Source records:
============
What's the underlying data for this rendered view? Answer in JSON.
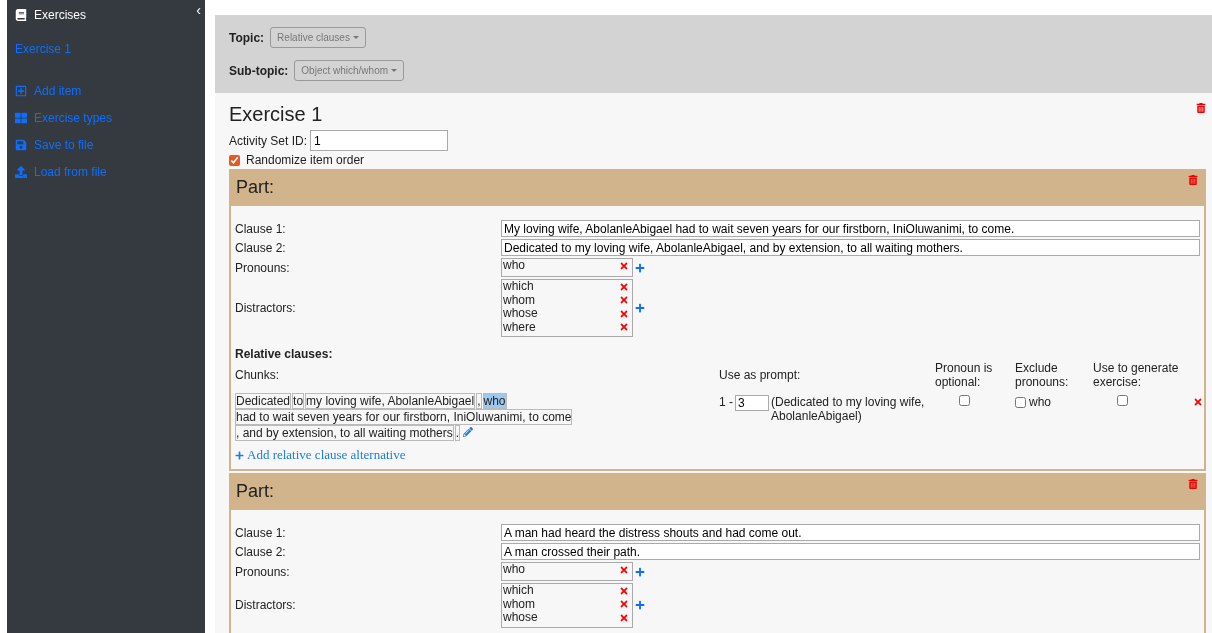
{
  "sidebar": {
    "collapse": "‹",
    "title": "Exercises",
    "exercises": [
      {
        "label": "Exercise 1"
      }
    ],
    "actions": [
      {
        "kind": "add",
        "label": "Add item"
      },
      {
        "kind": "types",
        "label": "Exercise types"
      },
      {
        "kind": "save",
        "label": "Save to file"
      },
      {
        "kind": "load",
        "label": "Load from file"
      }
    ]
  },
  "filters": [
    {
      "label": "Topic:",
      "value": "Relative clauses"
    },
    {
      "label": "Sub-topic:",
      "value": "Object which/whom"
    }
  ],
  "exercise": {
    "title": "Exercise 1",
    "activity_label": "Activity Set ID:",
    "activity_id": "1",
    "randomize_label": "Randomize item order",
    "randomize": true,
    "parts": [
      {
        "title": "Part:",
        "clause1_label": "Clause 1:",
        "clause1": "My loving wife, AbolanleAbigael had to wait seven years for our firstborn, IniOluwanimi, to come.",
        "clause2_label": "Clause 2:",
        "clause2": "Dedicated to my loving wife, AbolanleAbigael, and by extension, to all waiting mothers.",
        "pronouns_label": "Pronouns:",
        "pronouns": [
          "who"
        ],
        "distractors_label": "Distractors:",
        "distractors": [
          "which",
          "whom",
          "whose",
          "where"
        ],
        "relative": {
          "heading": "Relative clauses:",
          "chunks_label": "Chunks:",
          "prompt_label": "Use as prompt:",
          "optional_label": "Pronoun is optional:",
          "exclude_label": "Exclude pronouns:",
          "generate_label": "Use to generate exercise:",
          "rows": [
            {
              "chunks": [
                {
                  "text": "Dedicated",
                  "selected": false
                },
                {
                  "text": "to",
                  "selected": false
                },
                {
                  "text": "my loving wife, AbolanleAbigael",
                  "selected": false
                },
                {
                  "text": ",",
                  "selected": false
                },
                {
                  "text": "who",
                  "selected": true
                },
                {
                  "text": "had to wait seven years for our firstborn, IniOluwanimi, to come",
                  "selected": false
                },
                {
                  "text": ", and by extension, to all waiting mothers",
                  "selected": false
                },
                {
                  "text": ".",
                  "selected": false
                }
              ],
              "prompt_from": "1 -",
              "prompt_to": "3",
              "prompt_text": "(Dedicated to my loving wife, AbolanleAbigael)",
              "optional": false,
              "exclude": [
                {
                  "label": "who",
                  "checked": false
                }
              ],
              "generate": false
            }
          ],
          "add_label": "Add relative clause alternative"
        }
      },
      {
        "title": "Part:",
        "clause1_label": "Clause 1:",
        "clause1": "A man had heard the distress shouts and had come out.",
        "clause2_label": "Clause 2:",
        "clause2": "A man crossed their path.",
        "pronouns_label": "Pronouns:",
        "pronouns": [
          "who"
        ],
        "distractors_label": "Distractors:",
        "distractors": [
          "which",
          "whom",
          "whose"
        ]
      }
    ]
  }
}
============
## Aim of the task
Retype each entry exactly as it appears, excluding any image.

## Answer section
What's the underlying data for this rendered view? Answer in JSON.
{
  "sidebar": {
    "collapse": "‹",
    "title": "Exercises",
    "exercises": [
      {
        "label": "Exercise 1"
      }
    ],
    "actions": [
      {
        "kind": "add",
        "label": "Add item"
      },
      {
        "kind": "types",
        "label": "Exercise types"
      },
      {
        "kind": "save",
        "label": "Save to file"
      },
      {
        "kind": "load",
        "label": "Load from file"
      }
    ]
  },
  "filters": [
    {
      "label": "Topic:",
      "value": "Relative clauses"
    },
    {
      "label": "Sub-topic:",
      "value": "Object which/whom"
    }
  ],
  "exercise": {
    "title": "Exercise 1",
    "activity_label": "Activity Set ID:",
    "activity_id": "1",
    "randomize_label": "Randomize item order",
    "randomize": true,
    "parts": [
      {
        "title": "Part:",
        "clause1_label": "Clause 1:",
        "clause1": "My loving wife, AbolanleAbigael had to wait seven years for our firstborn, IniOluwanimi, to come.",
        "clause2_label": "Clause 2:",
        "clause2": "Dedicated to my loving wife, AbolanleAbigael, and by extension, to all waiting mothers.",
        "pronouns_label": "Pronouns:",
        "pronouns": [
          "who"
        ],
        "distractors_label": "Distractors:",
        "distractors": [
          "which",
          "whom",
          "whose",
          "where"
        ],
        "relative": {
          "heading": "Relative clauses:",
          "chunks_label": "Chunks:",
          "prompt_label": "Use as prompt:",
          "optional_label": "Pronoun is optional:",
          "exclude_label": "Exclude pronouns:",
          "generate_label": "Use to generate exercise:",
          "rows": [
            {
              "chunks": [
                {
                  "text": "Dedicated",
                  "selected": false
                },
                {
                  "text": "to",
                  "selected": false
                },
                {
                  "text": "my loving wife, AbolanleAbigael",
                  "selected": false
                },
                {
                  "text": ",",
                  "selected": false
                },
                {
                  "text": "who",
                  "selected": true
                },
                {
                  "text": "had to wait seven years for our firstborn, IniOluwanimi, to come",
                  "selected": false
                },
                {
                  "text": ", and by extension, to all waiting mothers",
                  "selected": false
                },
                {
                  "text": ".",
                  "selected": false
                }
              ],
              "prompt_from": "1 -",
              "prompt_to": "3",
              "prompt_text": "(Dedicated to my loving wife, AbolanleAbigael)",
              "optional": false,
              "exclude": [
                {
                  "label": "who",
                  "checked": false
                }
              ],
              "generate": false
            }
          ],
          "add_label": "Add relative clause alternative"
        }
      },
      {
        "title": "Part:",
        "clause1_label": "Clause 1:",
        "clause1": "A man had heard the distress shouts and had come out.",
        "clause2_label": "Clause 2:",
        "clause2": "A man crossed their path.",
        "pronouns_label": "Pronouns:",
        "pronouns": [
          "who"
        ],
        "distractors_label": "Distractors:",
        "distractors": [
          "which",
          "whom",
          "whose"
        ]
      }
    ]
  }
}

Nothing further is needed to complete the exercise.